§ DATA FOR REVIEW:
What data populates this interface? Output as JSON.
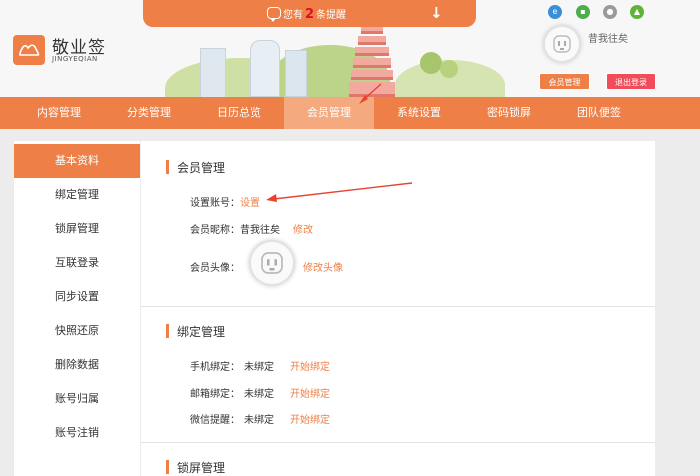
{
  "notice": {
    "prefix": "您有",
    "count": "2",
    "suffix": "条提醒",
    "down_icon": "arrow-down-icon"
  },
  "brand": {
    "name": "敬业签",
    "subtitle": "JINGYEQIAN"
  },
  "user": {
    "name": "昔我往矣"
  },
  "top_buttons": {
    "member": "会员管理",
    "logout": "退出登录"
  },
  "nav": [
    {
      "label": "内容管理"
    },
    {
      "label": "分类管理"
    },
    {
      "label": "日历总览"
    },
    {
      "label": "会员管理"
    },
    {
      "label": "系统设置"
    },
    {
      "label": "密码锁屏"
    },
    {
      "label": "团队便签"
    }
  ],
  "sidebar": [
    {
      "label": "基本资料"
    },
    {
      "label": "绑定管理"
    },
    {
      "label": "锁屏管理"
    },
    {
      "label": "互联登录"
    },
    {
      "label": "同步设置"
    },
    {
      "label": "快照还原"
    },
    {
      "label": "删除数据"
    },
    {
      "label": "账号归属"
    },
    {
      "label": "账号注销"
    }
  ],
  "member_section": {
    "title": "会员管理",
    "account_label": "设置账号：",
    "account_link": "设置",
    "nickname_label": "会员昵称：",
    "nickname_value": "昔我往矣",
    "nickname_link": "修改",
    "avatar_label": "会员头像：",
    "avatar_link": "修改头像"
  },
  "bind_section": {
    "title": "绑定管理",
    "rows": [
      {
        "label": "手机绑定：",
        "status": "未绑定",
        "action": "开始绑定"
      },
      {
        "label": "邮箱绑定：",
        "status": "未绑定",
        "action": "开始绑定"
      },
      {
        "label": "微信提醒：",
        "status": "未绑定",
        "action": "开始绑定"
      }
    ]
  },
  "lock_section": {
    "title": "锁屏管理"
  },
  "colors": {
    "accent": "#ee7f46",
    "logout": "#f24b5a",
    "count": "#d9112a"
  }
}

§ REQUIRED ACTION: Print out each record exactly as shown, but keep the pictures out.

§ ANSWER TO THE EXERCISE:
What data populates this interface? Output as JSON.
{
  "notice": {
    "prefix": "您有",
    "count": "2",
    "suffix": "条提醒",
    "down_icon": "arrow-down-icon"
  },
  "brand": {
    "name": "敬业签",
    "subtitle": "JINGYEQIAN"
  },
  "user": {
    "name": "昔我往矣"
  },
  "top_buttons": {
    "member": "会员管理",
    "logout": "退出登录"
  },
  "nav": [
    {
      "label": "内容管理"
    },
    {
      "label": "分类管理"
    },
    {
      "label": "日历总览"
    },
    {
      "label": "会员管理"
    },
    {
      "label": "系统设置"
    },
    {
      "label": "密码锁屏"
    },
    {
      "label": "团队便签"
    }
  ],
  "sidebar": [
    {
      "label": "基本资料"
    },
    {
      "label": "绑定管理"
    },
    {
      "label": "锁屏管理"
    },
    {
      "label": "互联登录"
    },
    {
      "label": "同步设置"
    },
    {
      "label": "快照还原"
    },
    {
      "label": "删除数据"
    },
    {
      "label": "账号归属"
    },
    {
      "label": "账号注销"
    }
  ],
  "member_section": {
    "title": "会员管理",
    "account_label": "设置账号：",
    "account_link": "设置",
    "nickname_label": "会员昵称：",
    "nickname_value": "昔我往矣",
    "nickname_link": "修改",
    "avatar_label": "会员头像：",
    "avatar_link": "修改头像"
  },
  "bind_section": {
    "title": "绑定管理",
    "rows": [
      {
        "label": "手机绑定：",
        "status": "未绑定",
        "action": "开始绑定"
      },
      {
        "label": "邮箱绑定：",
        "status": "未绑定",
        "action": "开始绑定"
      },
      {
        "label": "微信提醒：",
        "status": "未绑定",
        "action": "开始绑定"
      }
    ]
  },
  "lock_section": {
    "title": "锁屏管理"
  },
  "colors": {
    "accent": "#ee7f46",
    "logout": "#f24b5a",
    "count": "#d9112a"
  }
}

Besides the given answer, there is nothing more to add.